═════ Extracted information ═════

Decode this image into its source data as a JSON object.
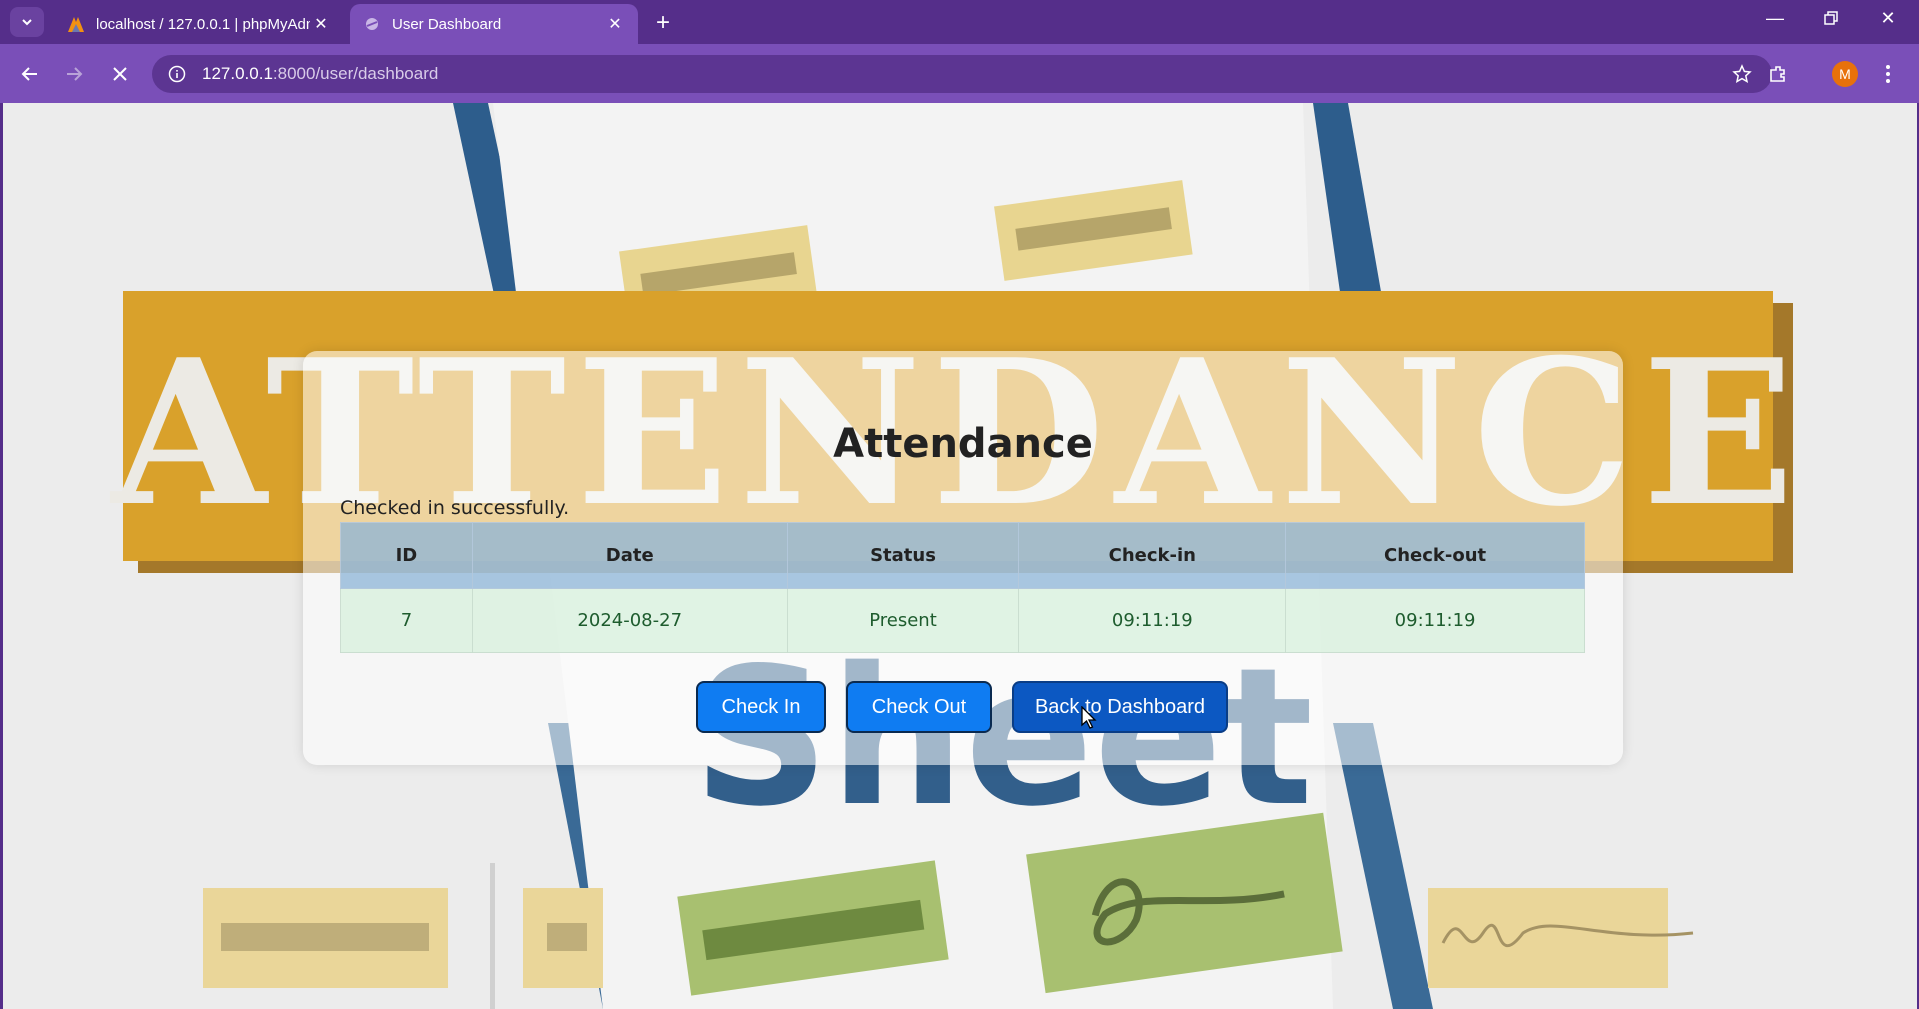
{
  "browser": {
    "tabs": [
      {
        "title": "localhost / 127.0.0.1 | phpMyAdmin",
        "active": false
      },
      {
        "title": "User Dashboard",
        "active": true
      }
    ],
    "url_host": "127.0.0.1",
    "url_path": ":8000/user/dashboard",
    "profile_initial": "M"
  },
  "page": {
    "title": "Attendance",
    "message": "Checked in successfully.",
    "table": {
      "headers": [
        "ID",
        "Date",
        "Status",
        "Check-in",
        "Check-out"
      ],
      "rows": [
        {
          "id": "7",
          "date": "2024-08-27",
          "status": "Present",
          "check_in": "09:11:19",
          "check_out": "09:11:19"
        }
      ]
    },
    "buttons": {
      "check_in": "Check In",
      "check_out": "Check Out",
      "back": "Back to Dashboard"
    }
  },
  "colors": {
    "browser_frame": "#552e8a",
    "primary_button": "#0f7cf2",
    "banner_gold": "#d9a12b"
  }
}
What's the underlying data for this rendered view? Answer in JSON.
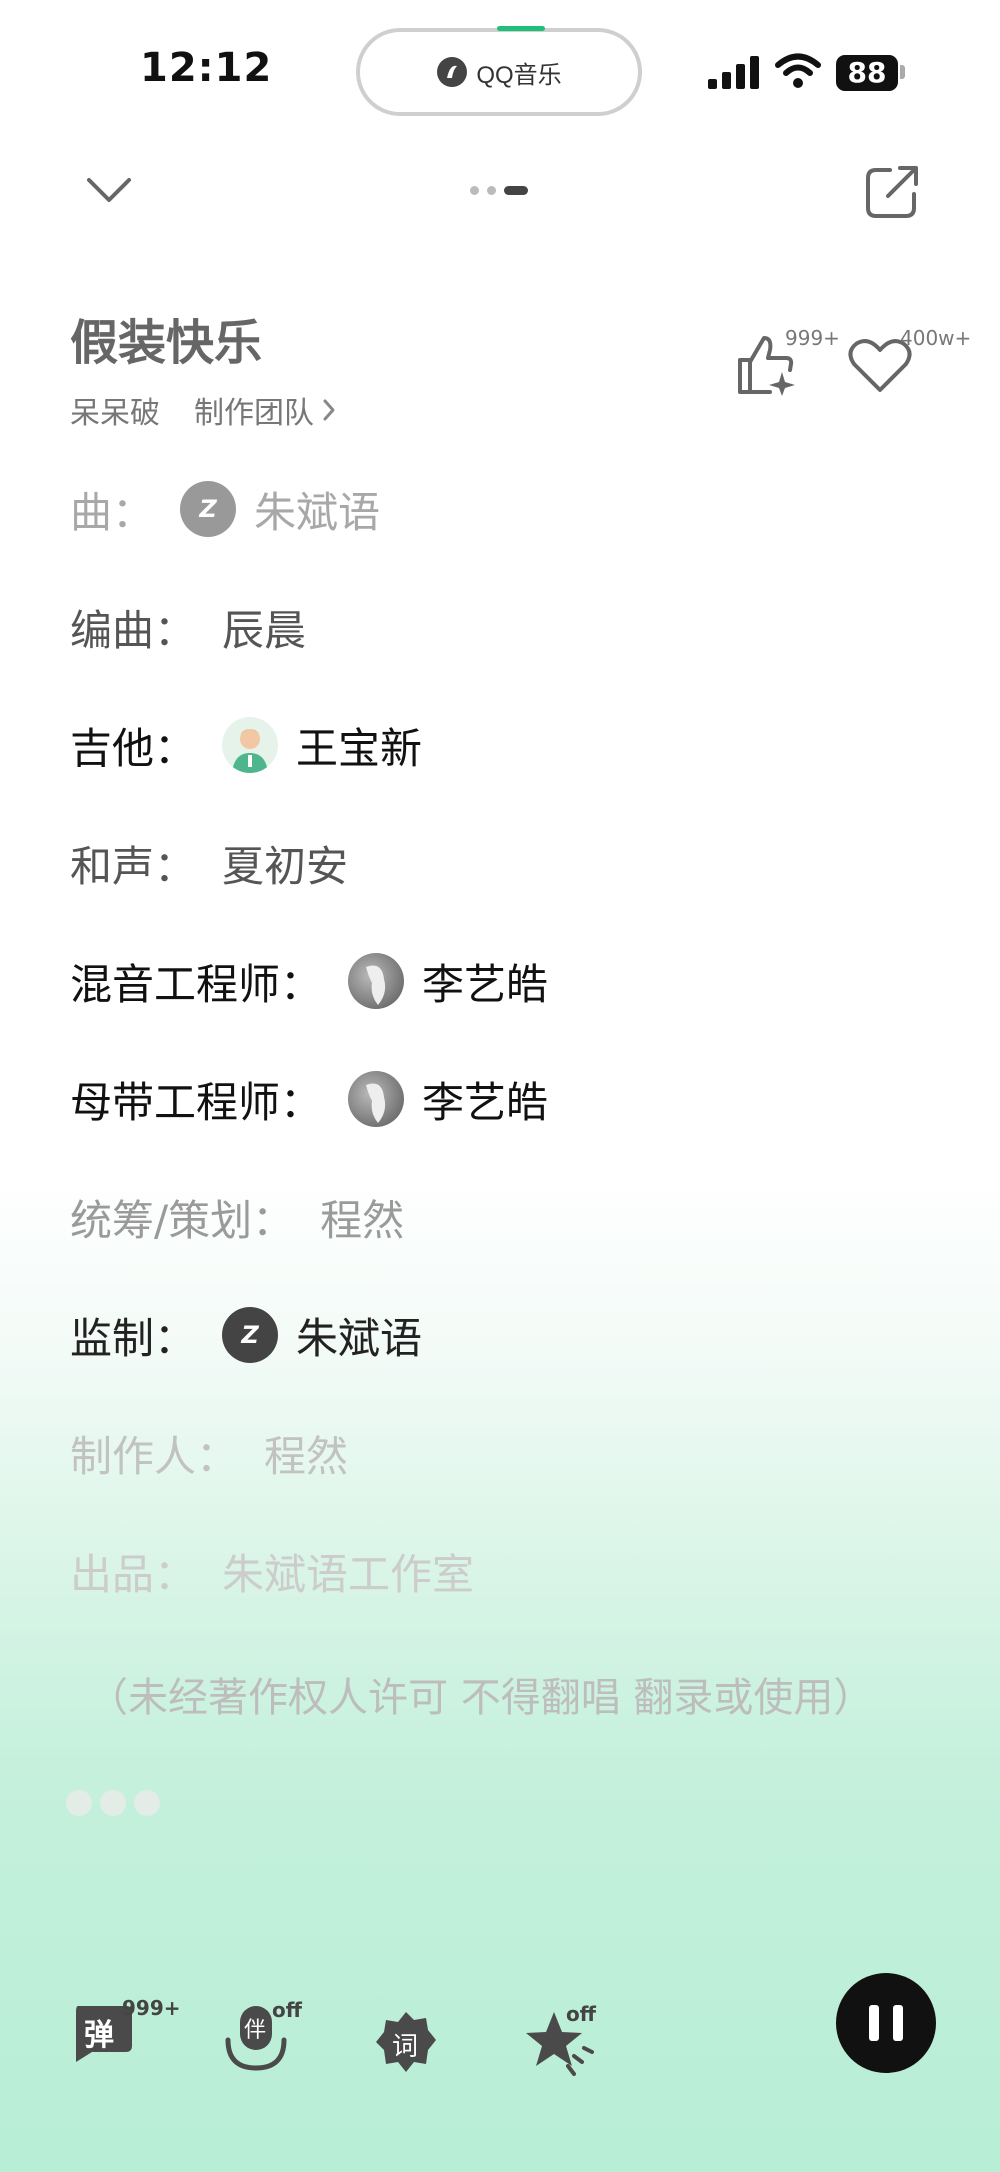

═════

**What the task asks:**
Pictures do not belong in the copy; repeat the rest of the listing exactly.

**Response below:**
Decode this image into its source data as a JSON object.
{
  "browser": {
    "tabs": [
      {
        "title": "localhost / 127.0.0.1 | phpMyAdmin",
        "active": false
      },
      {
        "title": "User Dashboard",
        "active": true
      }
    ],
    "url_host": "127.0.0.1",
    "url_path": ":8000/user/dashboard",
    "profile_initial": "M"
  },
  "page": {
    "title": "Attendance",
    "message": "Checked in successfully.",
    "table": {
      "headers": [
        "ID",
        "Date",
        "Status",
        "Check-in",
        "Check-out"
      ],
      "rows": [
        {
          "id": "7",
          "date": "2024-08-27",
          "status": "Present",
          "check_in": "09:11:19",
          "check_out": "09:11:19"
        }
      ]
    },
    "buttons": {
      "check_in": "Check In",
      "check_out": "Check Out",
      "back": "Back to Dashboard"
    }
  },
  "colors": {
    "browser_frame": "#552e8a",
    "primary_button": "#0f7cf2",
    "banner_gold": "#d9a12b"
  }
}
What's the underlying data for this rendered view? Answer in JSON.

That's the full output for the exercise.